Fidelio, a fairy-tale told from the boundless longing to bring Beethoven's "brotherly love" into our own world. It attempts to capture a humane utopia that loomed so large on the horizon but has long since dwindled away. The characters in Fidelio are down-to-earth figures, as in a fairy-tale but, as in a fairy-tale, also much more. Reading aloud or narrating the story, this "more" is no problem. The audience's imagination brings the figures alive – according to individual notions, experiences, dreams.
When the roles are played by real people in film or theatre, this may lend reality to the spectators' imagination, but this very reality makes any development into a hoped-for magical future implausible, and the effect is generally ridiculous.
This limitation does not apply to marionettes. Initially, they are simply a piece of wood, and only the spectators' imagination brings them to life. They can fly with ease, their gravitational force is in the heavens. At the other end, no-one can die so beautifully – dead wood, no longer animated, is simply dead.
This is perhaps how to tell the story of a prison and its inhabitants, prisoners and guards – the latter probably a lousy job, possibly pensionable, where they may try to shape a life in service, or servitude, by saving a little money and maintaining a touch of humour and the desire for a bit of home life. Into this world behind bars, where even the trees are barred, comes a woman ready to fight for love. Whoever comes into contact with her feels their heart reawakening.

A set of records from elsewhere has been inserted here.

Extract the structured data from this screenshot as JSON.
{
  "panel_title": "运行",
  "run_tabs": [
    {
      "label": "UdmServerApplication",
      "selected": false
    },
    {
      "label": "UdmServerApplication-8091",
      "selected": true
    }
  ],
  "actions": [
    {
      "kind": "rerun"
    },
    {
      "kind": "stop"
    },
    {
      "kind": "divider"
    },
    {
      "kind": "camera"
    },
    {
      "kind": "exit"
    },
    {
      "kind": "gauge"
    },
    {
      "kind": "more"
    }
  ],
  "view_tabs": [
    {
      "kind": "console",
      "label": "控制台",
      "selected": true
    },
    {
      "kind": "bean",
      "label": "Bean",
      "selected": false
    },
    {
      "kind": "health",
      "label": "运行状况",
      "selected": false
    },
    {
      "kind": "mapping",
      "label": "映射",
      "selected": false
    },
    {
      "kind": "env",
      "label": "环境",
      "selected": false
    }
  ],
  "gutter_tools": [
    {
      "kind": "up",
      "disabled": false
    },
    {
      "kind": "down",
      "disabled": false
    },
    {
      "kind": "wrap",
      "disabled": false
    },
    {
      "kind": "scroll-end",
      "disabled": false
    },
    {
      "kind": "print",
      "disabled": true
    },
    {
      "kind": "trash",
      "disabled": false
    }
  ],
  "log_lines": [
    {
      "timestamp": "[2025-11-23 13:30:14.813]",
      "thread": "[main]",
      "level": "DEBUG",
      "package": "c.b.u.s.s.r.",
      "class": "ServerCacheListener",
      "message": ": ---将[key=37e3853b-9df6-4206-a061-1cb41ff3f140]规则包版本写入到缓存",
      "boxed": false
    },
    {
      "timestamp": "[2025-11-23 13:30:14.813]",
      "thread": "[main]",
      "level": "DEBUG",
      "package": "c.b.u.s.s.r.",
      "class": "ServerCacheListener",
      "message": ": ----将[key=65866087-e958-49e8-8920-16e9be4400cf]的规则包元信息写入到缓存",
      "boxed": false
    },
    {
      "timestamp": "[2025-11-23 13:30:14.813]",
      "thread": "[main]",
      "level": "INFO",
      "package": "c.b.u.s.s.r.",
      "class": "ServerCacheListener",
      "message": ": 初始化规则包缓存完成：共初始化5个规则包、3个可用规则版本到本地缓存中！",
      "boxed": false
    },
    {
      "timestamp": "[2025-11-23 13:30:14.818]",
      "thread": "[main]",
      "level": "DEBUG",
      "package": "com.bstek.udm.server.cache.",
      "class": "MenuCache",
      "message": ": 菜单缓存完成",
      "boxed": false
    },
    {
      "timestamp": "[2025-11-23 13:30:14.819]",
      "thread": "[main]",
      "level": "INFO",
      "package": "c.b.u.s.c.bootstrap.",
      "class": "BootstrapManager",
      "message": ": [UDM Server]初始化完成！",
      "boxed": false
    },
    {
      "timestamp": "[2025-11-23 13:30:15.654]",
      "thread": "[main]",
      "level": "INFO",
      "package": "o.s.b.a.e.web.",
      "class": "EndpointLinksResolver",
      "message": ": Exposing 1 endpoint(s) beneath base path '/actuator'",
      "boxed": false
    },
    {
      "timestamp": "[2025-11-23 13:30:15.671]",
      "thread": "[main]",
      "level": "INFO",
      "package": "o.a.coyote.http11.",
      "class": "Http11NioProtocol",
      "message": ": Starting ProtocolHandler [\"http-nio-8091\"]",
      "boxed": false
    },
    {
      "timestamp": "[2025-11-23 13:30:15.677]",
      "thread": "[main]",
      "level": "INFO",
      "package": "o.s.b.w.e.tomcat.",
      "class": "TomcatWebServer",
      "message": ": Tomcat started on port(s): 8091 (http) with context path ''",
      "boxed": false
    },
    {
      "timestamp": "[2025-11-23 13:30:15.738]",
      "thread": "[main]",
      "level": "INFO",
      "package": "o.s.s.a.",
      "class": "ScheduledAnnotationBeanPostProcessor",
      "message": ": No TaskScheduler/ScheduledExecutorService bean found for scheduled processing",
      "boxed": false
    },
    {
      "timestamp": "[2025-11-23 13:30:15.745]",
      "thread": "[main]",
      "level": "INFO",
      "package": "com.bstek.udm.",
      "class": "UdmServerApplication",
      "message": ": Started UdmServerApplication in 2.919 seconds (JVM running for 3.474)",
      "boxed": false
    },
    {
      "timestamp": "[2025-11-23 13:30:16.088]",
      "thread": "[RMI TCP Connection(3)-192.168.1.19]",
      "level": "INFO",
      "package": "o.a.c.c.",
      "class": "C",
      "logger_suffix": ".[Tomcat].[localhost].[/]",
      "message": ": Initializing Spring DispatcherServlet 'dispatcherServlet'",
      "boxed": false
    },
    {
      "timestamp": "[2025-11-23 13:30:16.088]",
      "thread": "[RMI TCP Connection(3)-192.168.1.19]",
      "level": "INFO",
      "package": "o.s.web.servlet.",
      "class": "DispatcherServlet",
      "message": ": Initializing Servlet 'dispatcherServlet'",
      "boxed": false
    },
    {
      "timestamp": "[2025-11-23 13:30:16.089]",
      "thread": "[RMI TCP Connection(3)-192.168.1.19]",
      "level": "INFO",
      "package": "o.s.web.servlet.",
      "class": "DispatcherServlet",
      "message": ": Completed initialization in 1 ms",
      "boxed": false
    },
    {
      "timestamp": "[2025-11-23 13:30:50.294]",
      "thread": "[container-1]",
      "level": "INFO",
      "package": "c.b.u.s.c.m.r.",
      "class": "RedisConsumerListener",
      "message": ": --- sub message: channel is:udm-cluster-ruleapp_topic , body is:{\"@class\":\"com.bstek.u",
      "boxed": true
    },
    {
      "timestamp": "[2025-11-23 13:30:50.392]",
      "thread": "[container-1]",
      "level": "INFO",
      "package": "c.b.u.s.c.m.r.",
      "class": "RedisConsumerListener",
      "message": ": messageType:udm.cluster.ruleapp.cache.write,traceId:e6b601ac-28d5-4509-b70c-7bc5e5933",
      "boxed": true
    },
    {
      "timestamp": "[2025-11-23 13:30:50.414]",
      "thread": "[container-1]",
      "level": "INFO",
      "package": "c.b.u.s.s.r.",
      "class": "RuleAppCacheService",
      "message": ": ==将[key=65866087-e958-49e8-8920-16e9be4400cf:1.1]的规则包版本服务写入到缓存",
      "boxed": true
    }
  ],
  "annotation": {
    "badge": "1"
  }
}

A great fairy-tale, despite – or rather against – the failure of the French Revolution, despite Napoleon's delusions of grandeur, despite all the evil in the world, and against the ebbing of all hope – the basis of our life. The heroine must go on, must venture down into deepest darkness, must pass through extreme fear to the point of no return, where life and death rub shoulders. Only then can there be redemption. Then there is gratitude and celebration and life is one great festivity. And they all live happily ever after ...